The Iranian president has said internal politics both within Iran and the United States are making it difficult to reach a deal on the country's nuclear programme.
Speaking to Al Jazeera on the sidelines of a UN summit in New York reviewing the Nuclear Non-proliferation Treaty (NPT), Mahmoud Ahmadinejad said he and Barack Obama would have to refrain from "acting too hastily" to achieve progress.
Ahmadinejad said the November 2009 resolution "presented to the IAEA [International Atomic Energy Agency] against Iran in the presence of Mr Obama [US president] was a very negative, hasty action that had very negative repercussions in Iran".
"[The] resolution was not based on any legal or lawful framework but surely a political, politicised act ... It reduced public confidence in the [negotiation] process in Iran."
The resolution noted with "serious concern" that Iran had constructed a uranium enrichment facility at Qom in breach of its obligations to suspend all enrichment.
It added that Tehran's failure to notify the IAEA of the new facility until September 2009 was also inconsistent with Iran's obligations.
Hooman Majd, an Iranian-American writer, said Obama was under immense pressure to serve interest groups with respect to Iran's nuclear programme.
"I think a lot of Iranians would agree [with Ahmadinejad] - even on the reform side - that the US and Barack Obama, in particular, is under tremendous pressure by various interest groups to not deal with Iran or to deal with Iran differently," Majd told Al Jazeera.
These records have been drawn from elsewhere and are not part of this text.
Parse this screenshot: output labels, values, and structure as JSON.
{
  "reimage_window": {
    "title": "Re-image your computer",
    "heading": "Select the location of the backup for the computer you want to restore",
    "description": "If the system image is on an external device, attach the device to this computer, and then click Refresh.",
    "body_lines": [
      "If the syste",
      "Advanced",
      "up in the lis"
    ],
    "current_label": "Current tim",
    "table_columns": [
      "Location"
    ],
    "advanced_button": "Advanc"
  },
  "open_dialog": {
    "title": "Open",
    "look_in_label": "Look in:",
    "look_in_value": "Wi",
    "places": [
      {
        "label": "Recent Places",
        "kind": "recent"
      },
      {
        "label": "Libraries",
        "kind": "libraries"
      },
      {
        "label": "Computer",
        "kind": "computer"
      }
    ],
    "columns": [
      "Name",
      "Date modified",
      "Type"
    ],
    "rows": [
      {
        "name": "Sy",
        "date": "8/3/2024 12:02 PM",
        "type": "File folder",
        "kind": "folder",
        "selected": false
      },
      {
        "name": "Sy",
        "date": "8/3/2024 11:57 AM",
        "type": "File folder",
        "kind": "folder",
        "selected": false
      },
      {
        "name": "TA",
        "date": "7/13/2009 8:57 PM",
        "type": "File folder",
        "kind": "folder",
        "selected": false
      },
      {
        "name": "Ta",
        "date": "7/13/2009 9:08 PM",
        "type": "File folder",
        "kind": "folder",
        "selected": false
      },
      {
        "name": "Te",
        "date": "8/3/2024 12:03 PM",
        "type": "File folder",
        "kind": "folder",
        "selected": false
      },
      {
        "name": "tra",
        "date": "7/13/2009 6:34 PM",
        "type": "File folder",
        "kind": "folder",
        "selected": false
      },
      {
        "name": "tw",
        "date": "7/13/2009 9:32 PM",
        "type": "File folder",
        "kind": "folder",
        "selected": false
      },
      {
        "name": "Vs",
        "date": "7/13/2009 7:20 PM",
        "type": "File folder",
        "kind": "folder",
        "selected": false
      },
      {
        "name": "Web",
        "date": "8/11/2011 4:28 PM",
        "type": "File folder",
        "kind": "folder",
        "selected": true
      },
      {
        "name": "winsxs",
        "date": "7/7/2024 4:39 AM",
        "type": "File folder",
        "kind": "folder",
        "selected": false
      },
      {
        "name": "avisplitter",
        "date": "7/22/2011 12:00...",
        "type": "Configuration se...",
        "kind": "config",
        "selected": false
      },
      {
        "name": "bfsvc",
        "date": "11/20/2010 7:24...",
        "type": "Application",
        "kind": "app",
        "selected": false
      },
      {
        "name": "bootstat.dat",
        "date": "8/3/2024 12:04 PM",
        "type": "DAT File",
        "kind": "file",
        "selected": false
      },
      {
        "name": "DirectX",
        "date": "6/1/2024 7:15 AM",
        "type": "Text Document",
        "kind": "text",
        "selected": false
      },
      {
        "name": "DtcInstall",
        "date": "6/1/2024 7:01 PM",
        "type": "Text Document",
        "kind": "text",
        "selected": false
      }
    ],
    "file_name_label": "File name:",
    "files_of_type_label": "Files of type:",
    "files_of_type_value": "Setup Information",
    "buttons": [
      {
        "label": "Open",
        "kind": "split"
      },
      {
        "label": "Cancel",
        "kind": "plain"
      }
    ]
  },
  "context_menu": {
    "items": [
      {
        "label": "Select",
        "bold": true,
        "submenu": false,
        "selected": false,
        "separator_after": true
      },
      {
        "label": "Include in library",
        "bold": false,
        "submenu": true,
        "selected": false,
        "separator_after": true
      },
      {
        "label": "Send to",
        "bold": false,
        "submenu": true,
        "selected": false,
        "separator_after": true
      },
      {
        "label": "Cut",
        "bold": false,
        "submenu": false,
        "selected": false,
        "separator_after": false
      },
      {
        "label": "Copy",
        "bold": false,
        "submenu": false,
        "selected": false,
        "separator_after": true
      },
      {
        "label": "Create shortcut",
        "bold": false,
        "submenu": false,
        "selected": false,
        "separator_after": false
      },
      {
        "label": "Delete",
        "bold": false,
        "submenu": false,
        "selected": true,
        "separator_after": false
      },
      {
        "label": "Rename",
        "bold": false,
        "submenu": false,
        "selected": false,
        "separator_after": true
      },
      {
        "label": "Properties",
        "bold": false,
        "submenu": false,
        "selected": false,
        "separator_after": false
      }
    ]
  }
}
He said there were those telling the president "not to negotiate because negotiation is fruitless in the minds of many - right-wing Americans, neocons and the Israeli lobby. There is all kinds of different areas where Obama has to be very careful".
Ahmadinejad took centre stage at the opening of the month-long debate on how to stop the spread of nuclear weapons.
He set a defiant tone at the conference on Monday, saying that the US "has never respected any of its commitments" on nuclear weapons.
Washington, he said, had offered not "a single credible proof" to back claims that his country was developing nuclear weapons.
Iran insists it is enriching uranium for purposes of developing nuclear energy for civilian use, but the West suspects it is seeking to develop a nuclear bomb.
Al Jazeera's Kristen Saloomey, reporting from the summit, said: "We've seen sympathies for comments from Mahmoud Ahmadinejad from countries who themselves are pursuing nuclear technology for peaceful purposes and want to develop their nuclear reactors."
But she added that the US, which released previously classified statistics on the size of its nuclear arsenal as Ahmadinejad delivered his speech, had been praised for the move.
The US has 5,113 nuclear warheads in its stockpile, the defence department disclosed on Monday.
UN Security Council powers met on Tuesday to discuss ways to punish Tehran as a final document detailing ways to achieve goals of checking the spread of nuclear weapons was being drafted.
US officials have said they will be looking to isolate Iran and to produce an unofficial document calling for stricter enforcement of the NPT, which requires signatories to abandon nuclear weapons.
The document could be signed by the overwhelming majority of signatory countries, but because it requires a consensus of all parties - including Iran - it would be highly unlikely to censure Tehran and could block consensus, analysts said.
Our correspondent added that the "document ... calls on Israel to sign up and join the NPT. Israel is widely believed to have nuclear weapons but has not confirmed or denied their existence".
"By signing up to the NPT, they would be required to do that. Of course, other countries as well are being asked to do that - India and Pakistan are also nuclear states who have not joined the NPT," she said.
Ahmadinejad, who accused the US of not only using nuclear weapons but also threatening to use them, drew sharp criticism from Hillary Clinton, the US secretary of state.
She told delegates Iran was "flouting the rules" of the nonproliferation treaty with its suspect uranium enrichment programme.
"I hope that we can reach agreement in the Security Council on tough new sanctions," Clinton told reporters.
"I believe that is the only way to catch Iran's attention."
The NPT is formally reviewed every five years at a meeting of all 189 treaty members - all the world's nations except India, Pakistan, Israel and North Korea, all of which either have confirmed or are believed to have nuclear weapons.
Tehran has refused to abandon its enrichment programme and now faces the prospect of UN-backed sanctions as a result of its defiance in the face of international pressure.
Ban Ki-moon, the UN secretary-general, said over the weekend that more progress needs to be made in disarmament efforts.
Those efforts have been boosted by new pledges from the US and Russia in recent months.
Ban also said Iran's and North Korea's nuclear programmes were "of serious concern to global efforts to curb nuclear proliferation".